Matvey was sitting in the kitchen before a bowl of potato, eating. Close by, near the stove, Aglaia and Dashutka were sitting facing one another, spinning yarn. Between the stove and the table at which Matvey was sitting was stretched an ironing-board; on it stood a cold iron.The moral of the story should, I hope, be fairly obvious. (If not, you're in deep trouble.) Read the full story here.
'Sister,' Matvey asked, 'let me have a little oil!'
'Who eats oil on a day like this?' asked Aglaia.
'I am not a monk, sister, but a layman. And in my weak health I may take not only oil but milk.'
'Yes, at the factory you may have anything.'
Aglaia took a bottle of Lenten oil from the shelf and banged it angrily down before Matvey, with a malignant smile evidently pleased that he was such a sinner.
'But I tell you, you can't eat oil!' shouted Yakov.
Aglaia and Dashutka started, but Matvey poured the oil into the bowl and went on eating as though he had not heard.
'I tell you, you can't eat oil!' Yakov shouted still more loudly; he turned red all over, snatched up the bowl, lifted it higher that his head, and dashed it with all his force to the ground, so that it flew into fragments. 'Don't dare to speak!' he cried in a furious voice, though Matvey had not said a word. 'Don't dare!' he repeated, and struck his fist on the table.
Matvey turned pale and got up.
'Brother!' he said, still munching--'brother, think what you are about!'
'Out of my house this minute!' shouted Yakov; he loathed Matvey's wrinkled face, and his voice, and the crumbs on his moustache, and the fact that he was munching. 'Out, I tell you!'
'Brother, calm yourself! The pride of hell has confounded you!'
'Hold your tongue!' (Yakov stamped.) 'Go away, you devil!'
'If you care to know,' Matvey went on in a loud voice, as he, too, began to get angry, 'you are a backslider from God and a heretic. The accursed spirits have hidden the true light from you; your prayer is not acceptable to God. Repent before it is too late! The deathbed of the sinner is terrible! Repent, brother!'
Yakov seized him by the shoulders and dragged him away from the table, while he turned whiter than ever, and frightened and bewildered, began muttering, 'What is it? What's the matter?' and, struggling and making efforts to free himself from Yakov's hands, he accidentally caught hold of his shirt near the neck and tore the collar; and it seemed to Aglaia that he was trying to beat Yakov. She uttered a shriek, snatched up the bottle of Lenten oil and with all her force brought it down straight on the skull of the cousin she hated. Matvey reeled, and in one instant his face became calm and indifferent. Yakov, breathing heavily, excited, and feeling pleasure at the gurgle the bottle had made, like a living thing, when it had struck the head, kept him from falling and several times (he remembered this very distinctly) motioned Aglaia towards the iron with his finger; and only when the blood began trickling through his hands and he heard Dashutka's loud wail, and when the ironing-board fell with a crash, and Matvey rolled heavily on it, Yakov left off feeling anger and understood what had happened.

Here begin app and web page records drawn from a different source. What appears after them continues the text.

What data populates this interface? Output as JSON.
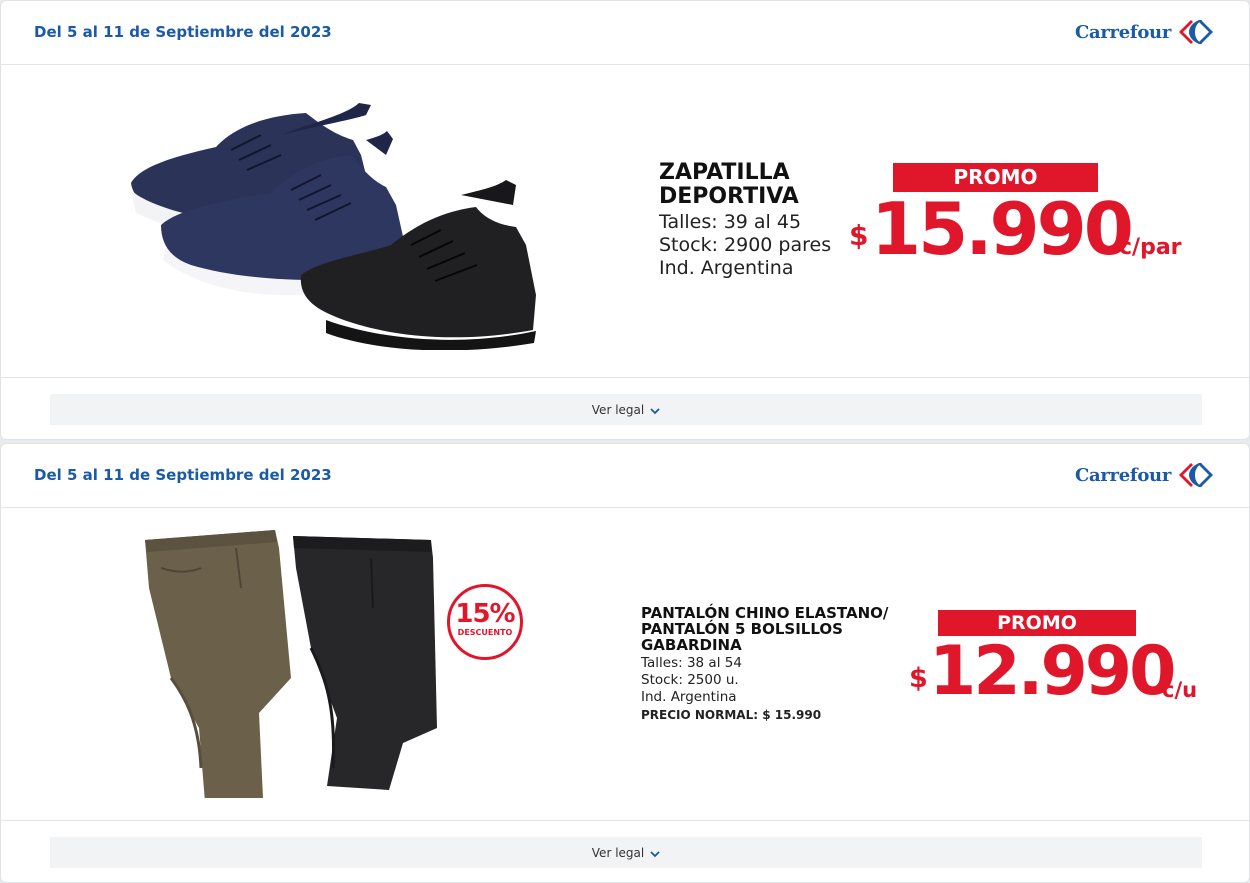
{
  "brand": {
    "name": "Carrefour",
    "color": "#1a5aa6",
    "accent": "#e0162b"
  },
  "offers": [
    {
      "date": "Del 5 al 11 de Septiembre del 2023",
      "title_lines": [
        "ZAPATILLA",
        "DEPORTIVA"
      ],
      "info": [
        "Talles: 39 al 45",
        "Stock: 2900 pares",
        "Ind. Argentina"
      ],
      "promo": "PROMO",
      "currency": "$",
      "price": "15.990",
      "unit": "c/par",
      "legal": "Ver legal"
    },
    {
      "date": "Del 5 al 11 de Septiembre del 2023",
      "title_lines": [
        "PANTALÓN CHINO ELASTANO/",
        "PANTALÓN 5 BOLSILLOS",
        "GABARDINA"
      ],
      "info": [
        "Talles: 38 al 54",
        "Stock: 2500 u.",
        "Ind. Argentina"
      ],
      "normal_price": "PRECIO NORMAL: $ 15.990",
      "discount": {
        "pct": "15%",
        "label": "DESCUENTO"
      },
      "promo": "PROMO",
      "currency": "$",
      "price": "12.990",
      "unit": "c/u",
      "legal": "Ver legal"
    }
  ]
}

'Let him rot, the factory buck!' Aglaia brought out with repulsion, still keeping the iron in her hand. The white bloodstained kerchief slipped on to her shoulders and her grey hair fell in disorder. 'He's got what he deserved!'

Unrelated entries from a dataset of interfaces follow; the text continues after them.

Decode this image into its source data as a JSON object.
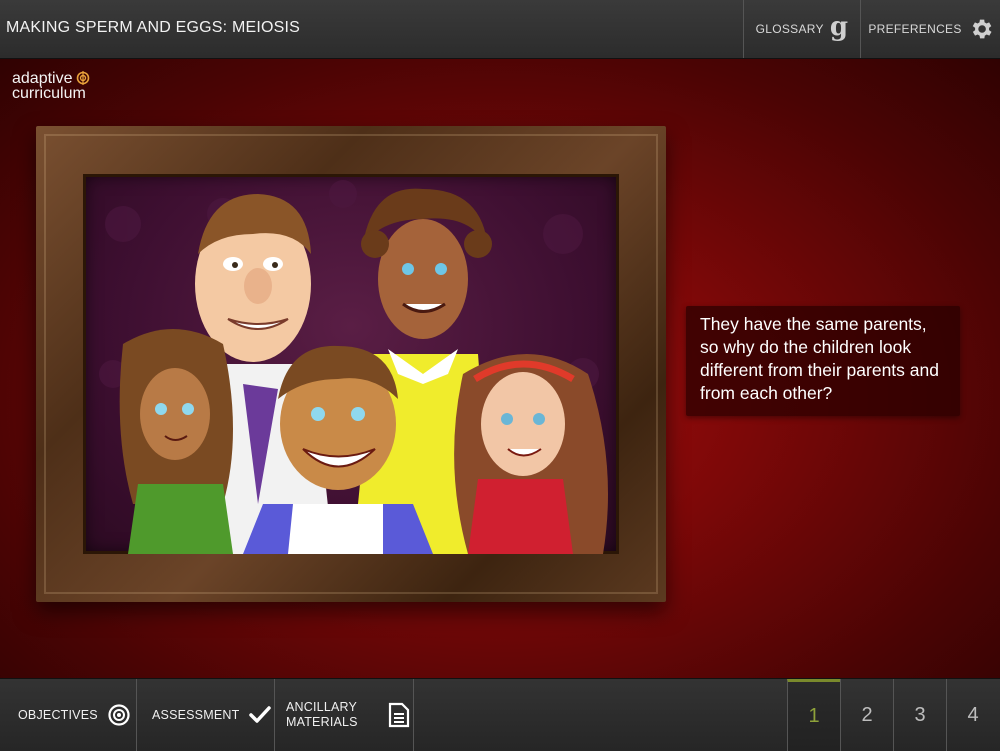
{
  "header": {
    "title": "MAKING SPERM AND EGGS: MEIOSIS",
    "glossary_label": "GLOSSARY",
    "preferences_label": "PREFERENCES"
  },
  "logo": {
    "line1": "adaptive",
    "line2": "curriculum"
  },
  "question": {
    "text": "They have the same parents, so why do the children look different from their parents and from each other?"
  },
  "footer": {
    "objectives_label": "OBJECTIVES",
    "assessment_label": "ASSESSMENT",
    "ancillary_line1": "ANCILLARY",
    "ancillary_line2": "MATERIALS"
  },
  "pagination": {
    "pages": [
      "1",
      "2",
      "3",
      "4"
    ],
    "active": "1"
  },
  "colors": {
    "accent_page": "#8ea23a",
    "stage_red": "#8a0b0b"
  },
  "icons": {
    "glossary": "glossary-g-icon",
    "preferences": "gear-icon",
    "objectives": "target-icon",
    "assessment": "checkmark-icon",
    "ancillary": "document-icon"
  }
}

(Note of explanation: The "Lenten oil" in this story is, I imagine, vegetable oil, as opposed to, say, lard. Oil of any kind is not allowed on strict fasting days – but this is a rule which, generally speaking, only the stricter sort of monasteries observe to the letter of the law. This, of course, makes Matvey's "breaking" of the fast all the more minor.)

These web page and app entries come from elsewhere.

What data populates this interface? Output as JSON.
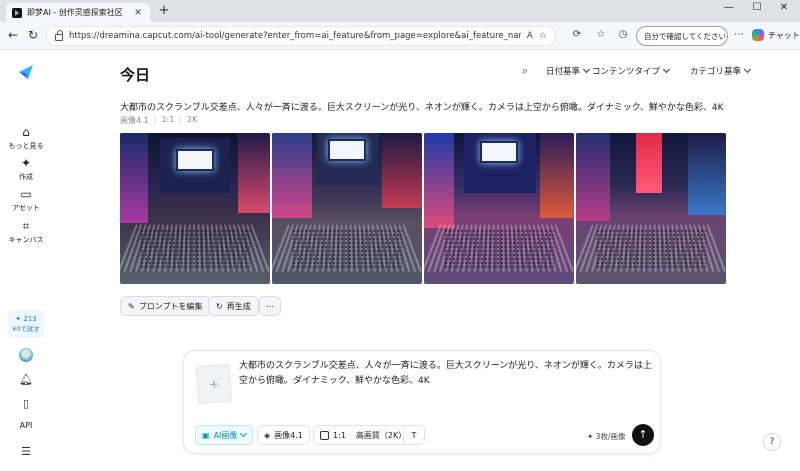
{
  "browser": {
    "tab_title": "即梦AI - 创作灵感探索社区",
    "tab_close": "✕",
    "new_tab": "+",
    "url": "https://dreamina.capcut.com/ai-tool/generate?enter_from=ai_feature&from_page=explore&ai_feature_name=image",
    "signin_label": "自分で確認してください",
    "copilot_label": "チャット",
    "win_min": "—",
    "win_max": "☐",
    "win_close": "✕"
  },
  "sidebar": {
    "items": [
      {
        "label": "もっと見る",
        "icon": "home-icon"
      },
      {
        "label": "作成",
        "icon": "sparkle-icon"
      },
      {
        "label": "アセット",
        "icon": "folder-icon"
      },
      {
        "label": "キャンバス",
        "icon": "canvas-icon"
      }
    ],
    "credits": "✦ 213",
    "credits_label": "¥0で試す",
    "api_label": "API"
  },
  "header": {
    "title": "今日",
    "filters": [
      "日付基準",
      "コンテンツタイプ",
      "カテゴリ基準"
    ]
  },
  "generation": {
    "prompt": "大都市のスクランブル交差点、人々が一斉に渡る。巨大スクリーンが光り、ネオンが輝く。カメラは上空から俯瞰。ダイナミック、鮮やかな色彩、4K",
    "meta": [
      "画像4.1",
      "1:1",
      "2K"
    ],
    "actions": [
      "プロンプトを編集",
      "再生成"
    ],
    "more": "⋯"
  },
  "composer": {
    "text": "大都市のスクランブル交差点、人々が一斉に渡る。巨大スクリーンが光り、ネオンが輝く。カメラは上空から俯瞰。ダイナミック、鮮やかな色彩、4K",
    "mode_label": "AI画像",
    "model_label": "画像4.1",
    "ratio_label": "1:1",
    "quality_label": "高画質（2K）",
    "quota_label": "✦ 3枚/画像",
    "send_symbol": "↑",
    "add_symbol": "+"
  },
  "help_symbol": "?"
}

Photograph: A detail of Chekhov's grave at the Novodevichy Cemetery in Moscow.